Dataset entries
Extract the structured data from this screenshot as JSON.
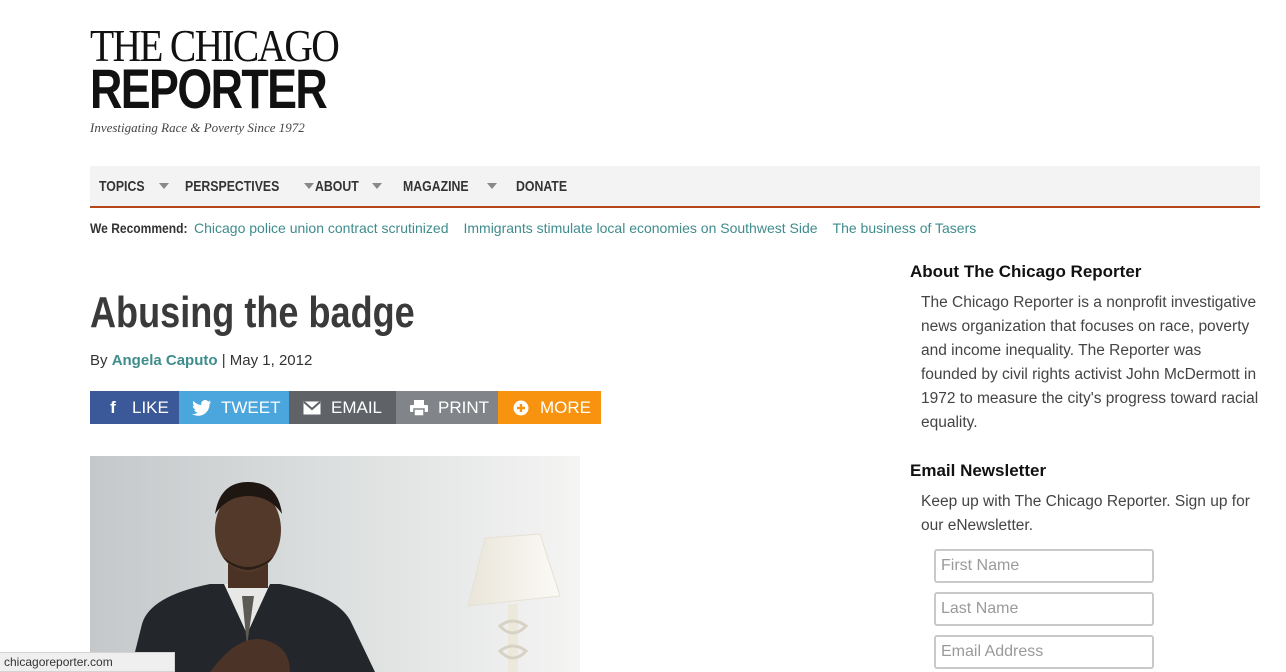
{
  "masthead": {
    "line1": "THE CHICAGO",
    "line2": "REPORTER",
    "tagline": "Investigating Race & Poverty Since 1972"
  },
  "nav": {
    "topics": "TOPICS",
    "perspectives": "PERSPECTIVES",
    "about": "ABOUT",
    "magazine": "MAGAZINE",
    "donate": "DONATE"
  },
  "recommend": {
    "label": "We Recommend:",
    "links": [
      "Chicago police union contract scrutinized",
      "Immigrants stimulate local economies on Southwest Side",
      "The business of Tasers"
    ]
  },
  "article": {
    "title": "Abusing the badge",
    "by": "By",
    "author": "Angela Caputo",
    "separator": "|",
    "date": "May 1, 2012"
  },
  "share": {
    "like": "LIKE",
    "tweet": "TWEET",
    "email": "EMAIL",
    "print": "PRINT",
    "more": "MORE"
  },
  "sidebar": {
    "about_heading": "About The Chicago Reporter",
    "about_text": "The Chicago Reporter is a nonprofit investigative news organization that focuses on race, poverty and income inequality. The Reporter was founded by civil rights activist John McDermott in 1972 to measure the city's progress toward racial equality.",
    "newsletter_heading": "Email Newsletter",
    "newsletter_text": "Keep up with The Chicago Reporter. Sign up for our eNewsletter.",
    "first_name_placeholder": "First Name",
    "last_name_placeholder": "Last Name",
    "email_placeholder": "Email Address"
  },
  "status_url": "chicagoreporter.com",
  "colors": {
    "accent_rule": "#b5451b",
    "link": "#3f8c8c",
    "facebook": "#3b5998",
    "twitter": "#4ba6dd",
    "email": "#5f6368",
    "print": "#818589",
    "more": "#f7930f"
  }
}
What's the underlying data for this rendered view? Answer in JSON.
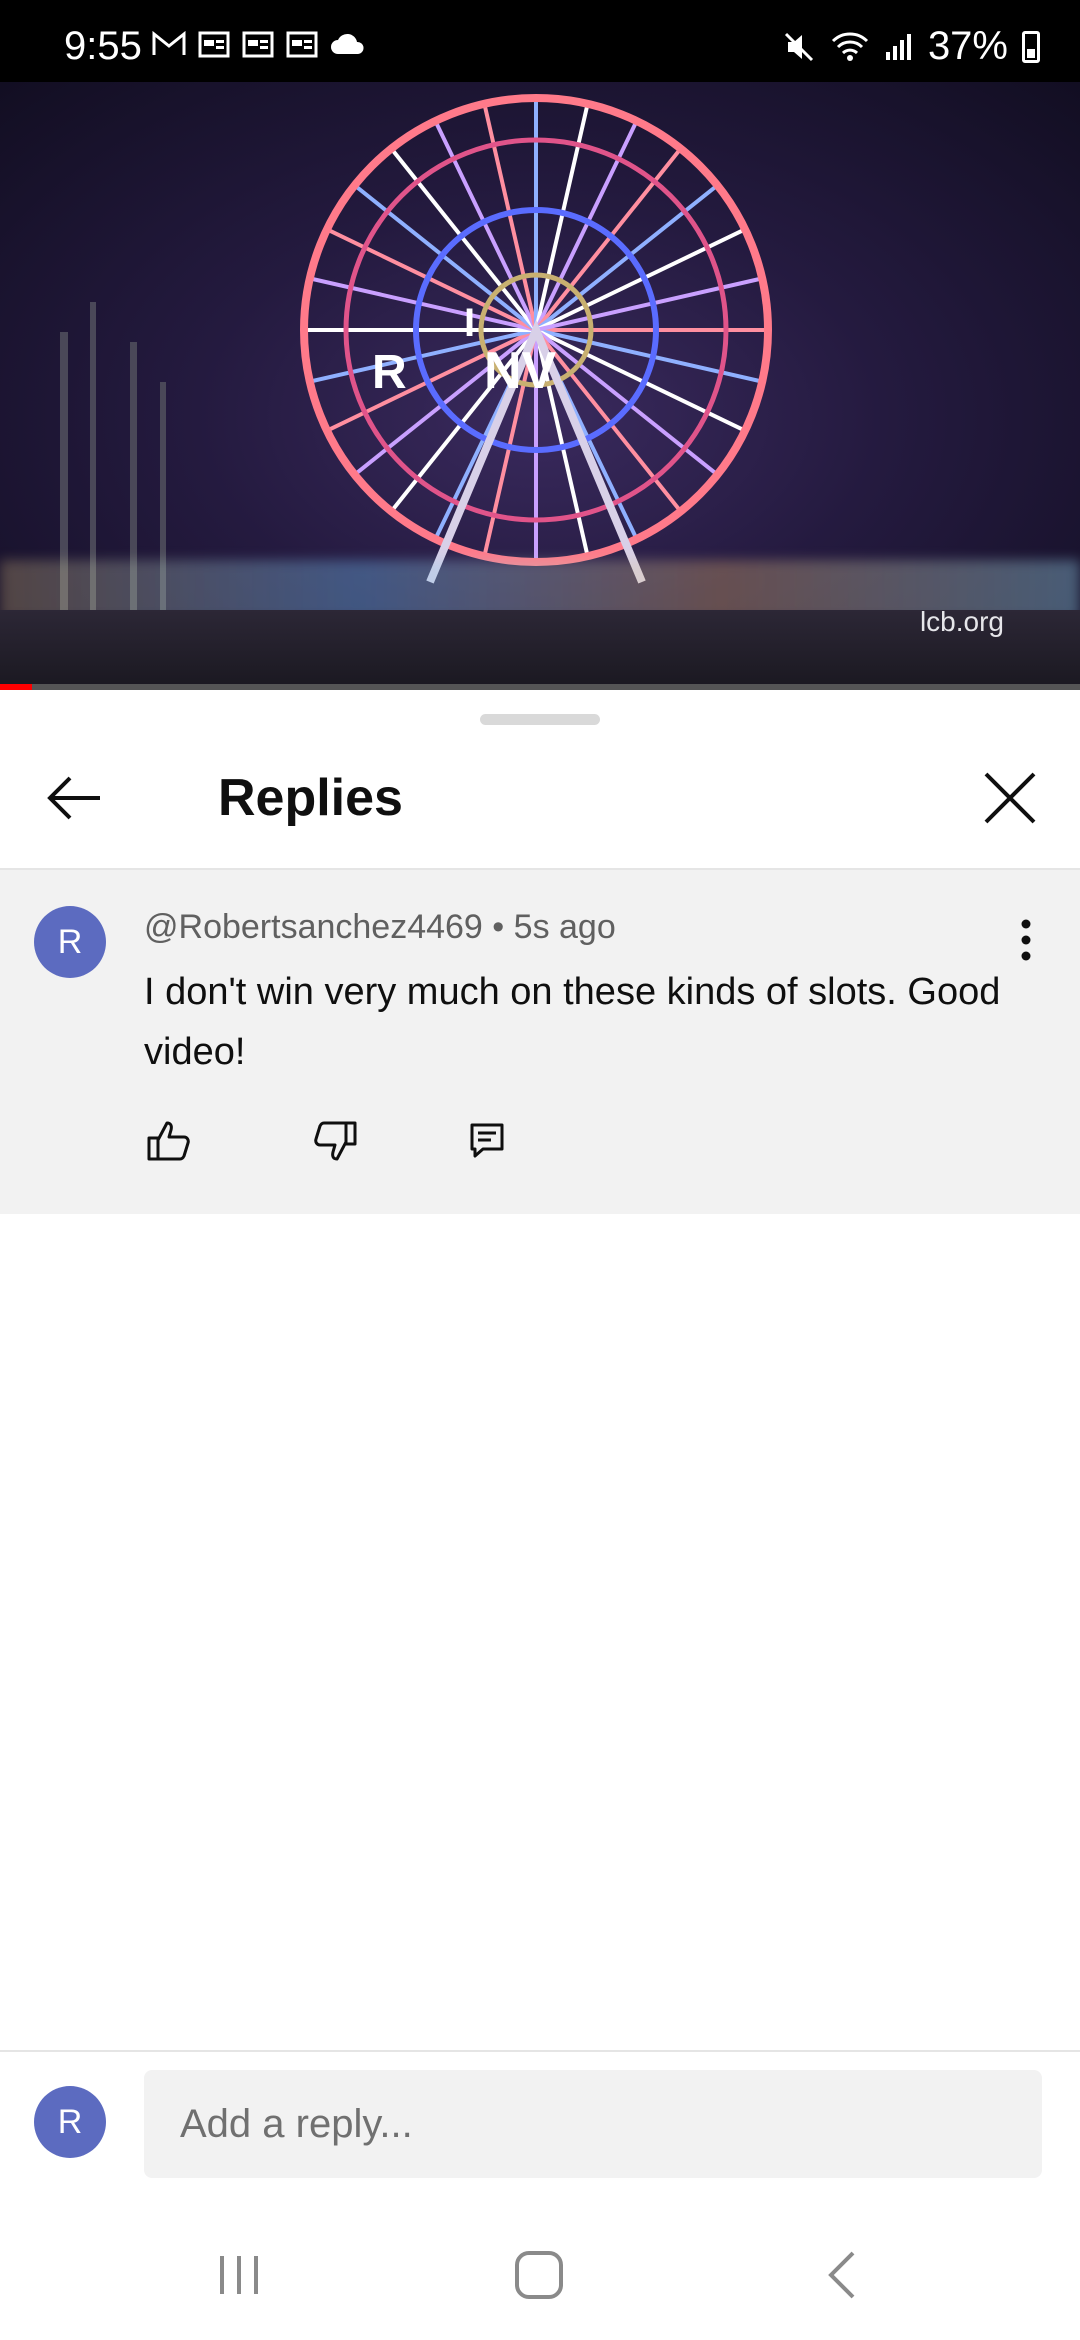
{
  "status_bar": {
    "time": "9:55",
    "battery": "37%",
    "left_icons": [
      "gmail-icon",
      "calendar-icon",
      "calendar-icon",
      "calendar-icon",
      "cloud-icon"
    ],
    "right_icons": [
      "mute-icon",
      "wifi-icon",
      "signal-icon",
      "battery-icon"
    ]
  },
  "video": {
    "sign_letters": [
      "R",
      "I",
      "NV"
    ],
    "watermark": "lcb.org",
    "progress": 0.03
  },
  "header": {
    "title": "Replies"
  },
  "comment": {
    "avatar_letter": "R",
    "author": "@Robertsanchez4469",
    "separator": "•",
    "time": "5s ago",
    "text": "I don't win very much on these kinds of slots. Good video!"
  },
  "reply": {
    "avatar_letter": "R",
    "placeholder": "Add a reply..."
  },
  "colors": {
    "avatar": "#5c6bc0",
    "comment_bg": "#f2f2f2",
    "progress": "#ff0000"
  }
}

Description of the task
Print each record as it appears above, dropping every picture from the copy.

Task response
Extract the structured data from this screenshot as JSON.
{
  "masthead": {
    "line1": "THE CHICAGO",
    "line2": "REPORTER",
    "tagline": "Investigating Race & Poverty Since 1972"
  },
  "nav": {
    "topics": "TOPICS",
    "perspectives": "PERSPECTIVES",
    "about": "ABOUT",
    "magazine": "MAGAZINE",
    "donate": "DONATE"
  },
  "recommend": {
    "label": "We Recommend:",
    "links": [
      "Chicago police union contract scrutinized",
      "Immigrants stimulate local economies on Southwest Side",
      "The business of Tasers"
    ]
  },
  "article": {
    "title": "Abusing the badge",
    "by": "By",
    "author": "Angela Caputo",
    "separator": "|",
    "date": "May 1, 2012"
  },
  "share": {
    "like": "LIKE",
    "tweet": "TWEET",
    "email": "EMAIL",
    "print": "PRINT",
    "more": "MORE"
  },
  "sidebar": {
    "about_heading": "About The Chicago Reporter",
    "about_text": "The Chicago Reporter is a nonprofit investigative news organization that focuses on race, poverty and income inequality. The Reporter was founded by civil rights activist John McDermott in 1972 to measure the city's progress toward racial equality.",
    "newsletter_heading": "Email Newsletter",
    "newsletter_text": "Keep up with The Chicago Reporter. Sign up for our eNewsletter.",
    "first_name_placeholder": "First Name",
    "last_name_placeholder": "Last Name",
    "email_placeholder": "Email Address"
  },
  "status_url": "chicagoreporter.com",
  "colors": {
    "accent_rule": "#b5451b",
    "link": "#3f8c8c",
    "facebook": "#3b5998",
    "twitter": "#4ba6dd",
    "email": "#5f6368",
    "print": "#818589",
    "more": "#f7930f"
  }
}
What's the underlying data for this rendered view? Answer in JSON.
{
  "status_bar": {
    "time": "9:55",
    "battery": "37%",
    "left_icons": [
      "gmail-icon",
      "calendar-icon",
      "calendar-icon",
      "calendar-icon",
      "cloud-icon"
    ],
    "right_icons": [
      "mute-icon",
      "wifi-icon",
      "signal-icon",
      "battery-icon"
    ]
  },
  "video": {
    "sign_letters": [
      "R",
      "I",
      "NV"
    ],
    "watermark": "lcb.org",
    "progress": 0.03
  },
  "header": {
    "title": "Replies"
  },
  "comment": {
    "avatar_letter": "R",
    "author": "@Robertsanchez4469",
    "separator": "•",
    "time": "5s ago",
    "text": "I don't win very much on these kinds of slots. Good video!"
  },
  "reply": {
    "avatar_letter": "R",
    "placeholder": "Add a reply..."
  },
  "colors": {
    "avatar": "#5c6bc0",
    "comment_bg": "#f2f2f2",
    "progress": "#ff0000"
  }
}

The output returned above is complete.